WHAT YOU WILL DO = Using the data below, show every line where the word "value" occurs.

DATA EXTRACTS =
__________

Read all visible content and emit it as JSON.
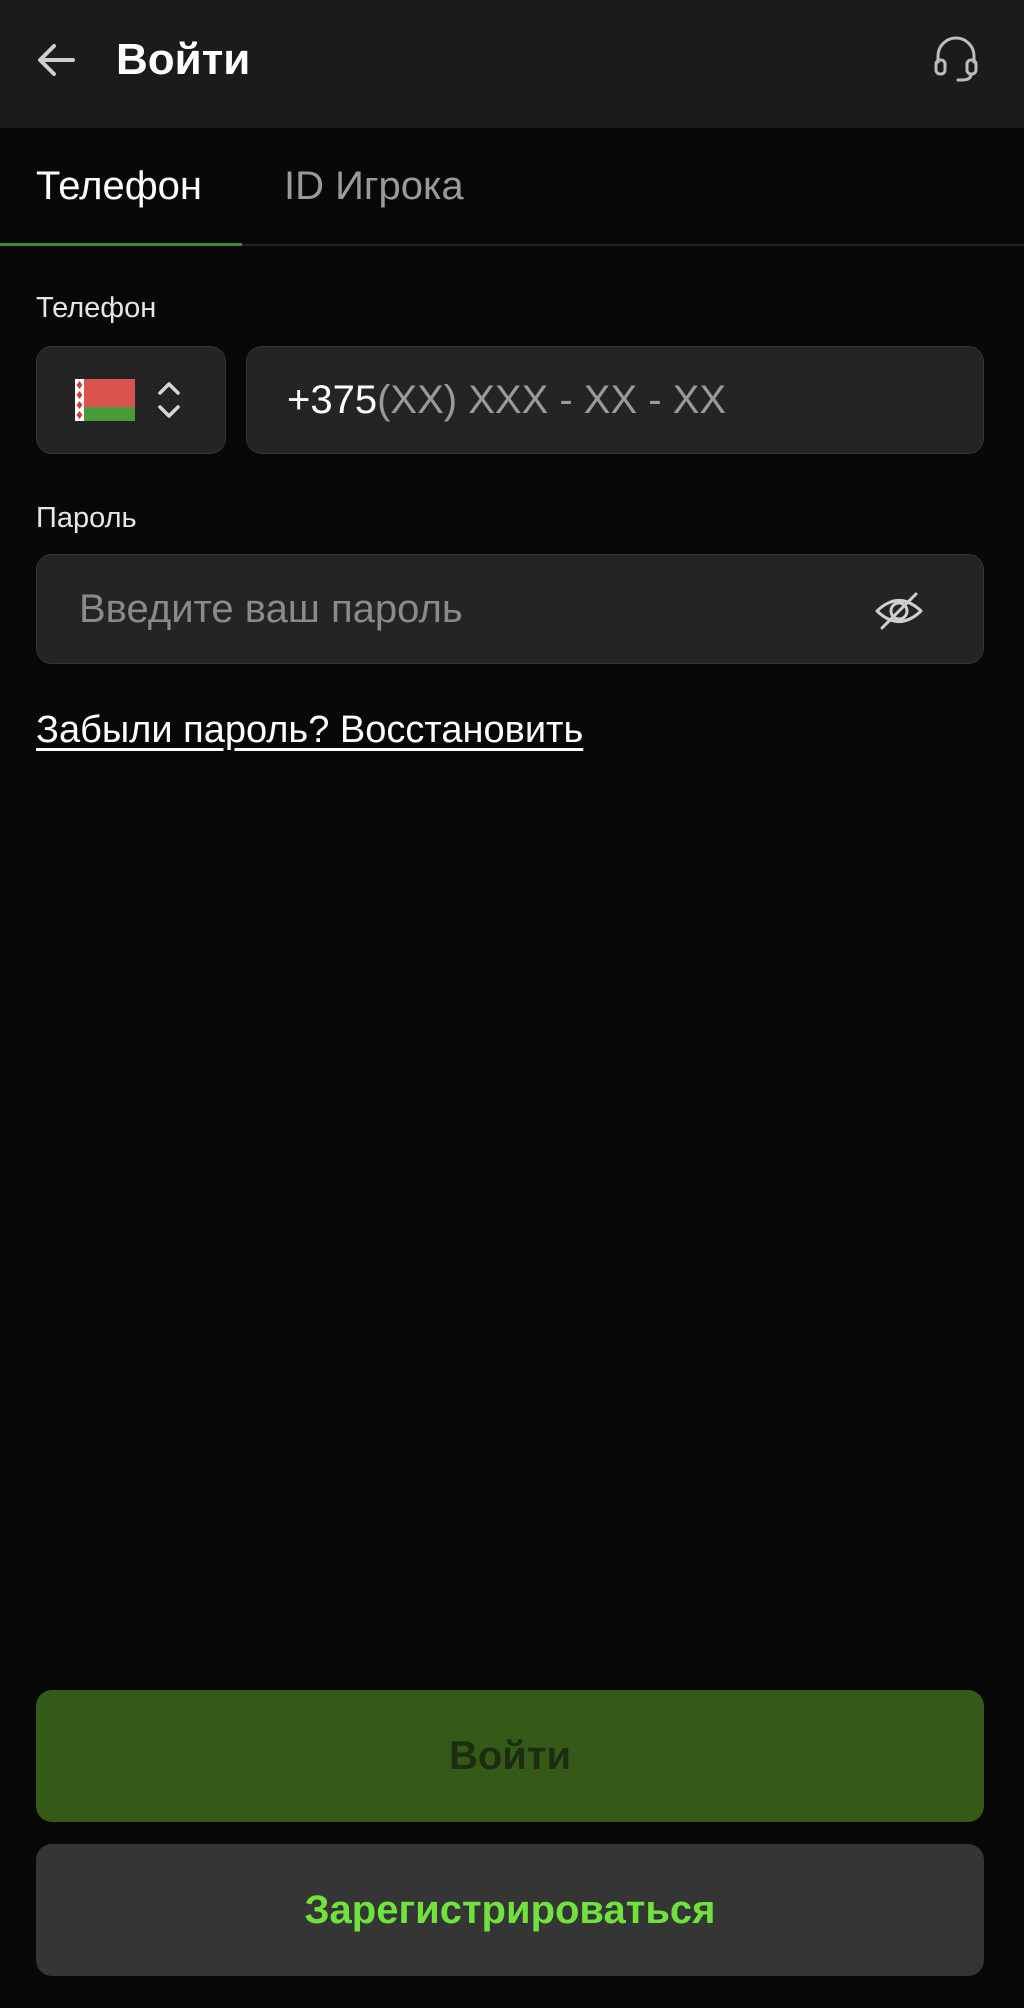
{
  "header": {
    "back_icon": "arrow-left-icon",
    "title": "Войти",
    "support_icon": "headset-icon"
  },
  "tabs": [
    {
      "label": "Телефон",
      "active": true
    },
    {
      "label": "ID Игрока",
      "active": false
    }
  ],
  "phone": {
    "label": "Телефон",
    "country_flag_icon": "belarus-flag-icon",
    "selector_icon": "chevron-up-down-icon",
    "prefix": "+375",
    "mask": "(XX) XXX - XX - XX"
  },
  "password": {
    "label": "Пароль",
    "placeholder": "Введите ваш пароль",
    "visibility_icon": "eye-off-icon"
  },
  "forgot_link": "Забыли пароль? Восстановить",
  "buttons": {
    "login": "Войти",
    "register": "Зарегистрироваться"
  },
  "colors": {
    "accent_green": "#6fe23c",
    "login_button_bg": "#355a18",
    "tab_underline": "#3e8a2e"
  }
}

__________

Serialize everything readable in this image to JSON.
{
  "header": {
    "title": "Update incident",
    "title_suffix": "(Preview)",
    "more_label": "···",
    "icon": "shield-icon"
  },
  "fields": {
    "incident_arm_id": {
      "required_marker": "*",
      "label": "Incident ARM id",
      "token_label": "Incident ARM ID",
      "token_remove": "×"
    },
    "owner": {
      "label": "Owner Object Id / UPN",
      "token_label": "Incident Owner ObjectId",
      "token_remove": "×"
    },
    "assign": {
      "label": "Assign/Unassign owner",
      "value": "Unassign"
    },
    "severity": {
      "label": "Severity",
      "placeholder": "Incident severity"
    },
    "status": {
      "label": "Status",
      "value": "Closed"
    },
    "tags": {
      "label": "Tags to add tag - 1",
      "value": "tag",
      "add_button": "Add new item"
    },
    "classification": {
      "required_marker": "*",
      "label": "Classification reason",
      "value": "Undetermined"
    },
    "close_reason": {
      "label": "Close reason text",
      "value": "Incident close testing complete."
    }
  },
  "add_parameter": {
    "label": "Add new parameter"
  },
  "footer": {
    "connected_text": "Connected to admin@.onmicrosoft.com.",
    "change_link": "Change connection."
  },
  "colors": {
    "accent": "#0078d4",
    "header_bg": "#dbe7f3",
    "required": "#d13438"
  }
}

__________

SOLUTION TO THIS TASK =
      "value": "Unassign"
      "value": "Closed"
      "value": "tag",
      "value": "Undetermined"
      "value": "Incident close testing complete."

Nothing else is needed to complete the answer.